[Start of Attachment]

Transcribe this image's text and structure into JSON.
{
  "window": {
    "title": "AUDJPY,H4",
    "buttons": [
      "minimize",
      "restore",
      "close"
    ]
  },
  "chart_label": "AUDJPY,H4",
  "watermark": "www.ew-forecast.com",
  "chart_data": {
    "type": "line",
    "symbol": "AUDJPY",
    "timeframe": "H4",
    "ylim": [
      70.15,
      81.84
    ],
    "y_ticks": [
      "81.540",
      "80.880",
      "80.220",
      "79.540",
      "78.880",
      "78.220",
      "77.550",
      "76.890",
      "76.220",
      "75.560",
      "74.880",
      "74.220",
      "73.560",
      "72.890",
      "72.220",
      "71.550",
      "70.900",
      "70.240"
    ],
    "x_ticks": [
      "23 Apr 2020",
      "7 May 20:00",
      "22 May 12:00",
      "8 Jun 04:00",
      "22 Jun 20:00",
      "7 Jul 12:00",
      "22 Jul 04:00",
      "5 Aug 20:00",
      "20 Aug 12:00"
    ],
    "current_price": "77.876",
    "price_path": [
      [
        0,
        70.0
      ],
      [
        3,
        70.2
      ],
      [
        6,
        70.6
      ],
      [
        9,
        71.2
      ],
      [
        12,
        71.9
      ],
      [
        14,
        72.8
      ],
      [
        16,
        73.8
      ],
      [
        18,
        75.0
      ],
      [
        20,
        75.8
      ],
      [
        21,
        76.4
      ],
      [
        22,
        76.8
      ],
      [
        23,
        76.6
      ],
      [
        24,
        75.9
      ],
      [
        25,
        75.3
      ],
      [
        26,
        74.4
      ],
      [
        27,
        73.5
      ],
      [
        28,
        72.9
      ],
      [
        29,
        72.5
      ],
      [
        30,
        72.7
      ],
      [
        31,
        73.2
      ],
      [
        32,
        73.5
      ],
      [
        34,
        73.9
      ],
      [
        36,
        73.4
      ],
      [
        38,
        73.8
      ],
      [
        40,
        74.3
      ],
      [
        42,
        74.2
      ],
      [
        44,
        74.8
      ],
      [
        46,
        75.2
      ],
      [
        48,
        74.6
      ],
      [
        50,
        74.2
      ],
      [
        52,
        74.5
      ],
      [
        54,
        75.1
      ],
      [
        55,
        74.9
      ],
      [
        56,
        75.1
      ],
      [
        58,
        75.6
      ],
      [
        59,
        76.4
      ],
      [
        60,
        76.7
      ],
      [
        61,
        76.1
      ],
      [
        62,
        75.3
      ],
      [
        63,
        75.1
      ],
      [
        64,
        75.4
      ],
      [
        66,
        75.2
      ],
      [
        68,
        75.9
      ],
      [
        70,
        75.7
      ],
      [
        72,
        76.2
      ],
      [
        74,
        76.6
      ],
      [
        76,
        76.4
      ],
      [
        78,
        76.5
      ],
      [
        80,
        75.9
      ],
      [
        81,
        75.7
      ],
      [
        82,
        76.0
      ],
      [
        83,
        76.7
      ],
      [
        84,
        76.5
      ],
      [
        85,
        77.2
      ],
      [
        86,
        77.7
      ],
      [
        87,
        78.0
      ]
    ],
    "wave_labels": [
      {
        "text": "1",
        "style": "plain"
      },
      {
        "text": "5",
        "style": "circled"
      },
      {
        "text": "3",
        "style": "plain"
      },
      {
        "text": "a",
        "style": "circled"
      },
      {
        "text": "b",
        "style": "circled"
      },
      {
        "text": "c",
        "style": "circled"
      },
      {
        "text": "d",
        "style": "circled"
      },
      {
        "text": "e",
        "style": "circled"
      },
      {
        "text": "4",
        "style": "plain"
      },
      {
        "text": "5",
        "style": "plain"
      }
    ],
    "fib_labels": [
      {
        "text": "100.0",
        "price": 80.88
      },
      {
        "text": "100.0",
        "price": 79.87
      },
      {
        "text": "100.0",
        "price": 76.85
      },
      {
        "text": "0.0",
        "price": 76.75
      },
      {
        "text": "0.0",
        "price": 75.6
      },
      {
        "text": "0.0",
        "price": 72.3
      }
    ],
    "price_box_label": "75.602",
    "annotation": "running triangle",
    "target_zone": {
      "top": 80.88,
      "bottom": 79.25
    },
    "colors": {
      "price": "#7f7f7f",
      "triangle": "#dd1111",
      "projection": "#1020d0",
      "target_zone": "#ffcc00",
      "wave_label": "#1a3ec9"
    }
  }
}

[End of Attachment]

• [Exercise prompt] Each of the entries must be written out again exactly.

• [Exercise response]
Transcribe this image's text and structure into JSON.
{
  "window": {
    "title": "AUDJPY,H4",
    "buttons": [
      "minimize",
      "restore",
      "close"
    ]
  },
  "chart_label": "AUDJPY,H4",
  "watermark": "www.ew-forecast.com",
  "chart_data": {
    "type": "line",
    "symbol": "AUDJPY",
    "timeframe": "H4",
    "ylim": [
      70.15,
      81.84
    ],
    "y_ticks": [
      "81.540",
      "80.880",
      "80.220",
      "79.540",
      "78.880",
      "78.220",
      "77.550",
      "76.890",
      "76.220",
      "75.560",
      "74.880",
      "74.220",
      "73.560",
      "72.890",
      "72.220",
      "71.550",
      "70.900",
      "70.240"
    ],
    "x_ticks": [
      "23 Apr 2020",
      "7 May 20:00",
      "22 May 12:00",
      "8 Jun 04:00",
      "22 Jun 20:00",
      "7 Jul 12:00",
      "22 Jul 04:00",
      "5 Aug 20:00",
      "20 Aug 12:00"
    ],
    "current_price": "77.876",
    "price_path": [
      [
        0,
        70.0
      ],
      [
        3,
        70.2
      ],
      [
        6,
        70.6
      ],
      [
        9,
        71.2
      ],
      [
        12,
        71.9
      ],
      [
        14,
        72.8
      ],
      [
        16,
        73.8
      ],
      [
        18,
        75.0
      ],
      [
        20,
        75.8
      ],
      [
        21,
        76.4
      ],
      [
        22,
        76.8
      ],
      [
        23,
        76.6
      ],
      [
        24,
        75.9
      ],
      [
        25,
        75.3
      ],
      [
        26,
        74.4
      ],
      [
        27,
        73.5
      ],
      [
        28,
        72.9
      ],
      [
        29,
        72.5
      ],
      [
        30,
        72.7
      ],
      [
        31,
        73.2
      ],
      [
        32,
        73.5
      ],
      [
        34,
        73.9
      ],
      [
        36,
        73.4
      ],
      [
        38,
        73.8
      ],
      [
        40,
        74.3
      ],
      [
        42,
        74.2
      ],
      [
        44,
        74.8
      ],
      [
        46,
        75.2
      ],
      [
        48,
        74.6
      ],
      [
        50,
        74.2
      ],
      [
        52,
        74.5
      ],
      [
        54,
        75.1
      ],
      [
        55,
        74.9
      ],
      [
        56,
        75.1
      ],
      [
        58,
        75.6
      ],
      [
        59,
        76.4
      ],
      [
        60,
        76.7
      ],
      [
        61,
        76.1
      ],
      [
        62,
        75.3
      ],
      [
        63,
        75.1
      ],
      [
        64,
        75.4
      ],
      [
        66,
        75.2
      ],
      [
        68,
        75.9
      ],
      [
        70,
        75.7
      ],
      [
        72,
        76.2
      ],
      [
        74,
        76.6
      ],
      [
        76,
        76.4
      ],
      [
        78,
        76.5
      ],
      [
        80,
        75.9
      ],
      [
        81,
        75.7
      ],
      [
        82,
        76.0
      ],
      [
        83,
        76.7
      ],
      [
        84,
        76.5
      ],
      [
        85,
        77.2
      ],
      [
        86,
        77.7
      ],
      [
        87,
        78.0
      ]
    ],
    "wave_labels": [
      {
        "text": "1",
        "style": "plain"
      },
      {
        "text": "5",
        "style": "circled"
      },
      {
        "text": "3",
        "style": "plain"
      },
      {
        "text": "a",
        "style": "circled"
      },
      {
        "text": "b",
        "style": "circled"
      },
      {
        "text": "c",
        "style": "circled"
      },
      {
        "text": "d",
        "style": "circled"
      },
      {
        "text": "e",
        "style": "circled"
      },
      {
        "text": "4",
        "style": "plain"
      },
      {
        "text": "5",
        "style": "plain"
      }
    ],
    "fib_labels": [
      {
        "text": "100.0",
        "price": 80.88
      },
      {
        "text": "100.0",
        "price": 79.87
      },
      {
        "text": "100.0",
        "price": 76.85
      },
      {
        "text": "0.0",
        "price": 76.75
      },
      {
        "text": "0.0",
        "price": 75.6
      },
      {
        "text": "0.0",
        "price": 72.3
      }
    ],
    "price_box_label": "75.602",
    "annotation": "running triangle",
    "target_zone": {
      "top": 80.88,
      "bottom": 79.25
    },
    "colors": {
      "price": "#7f7f7f",
      "triangle": "#dd1111",
      "projection": "#1020d0",
      "target_zone": "#ffcc00",
      "wave_label": "#1a3ec9"
    }
  }
}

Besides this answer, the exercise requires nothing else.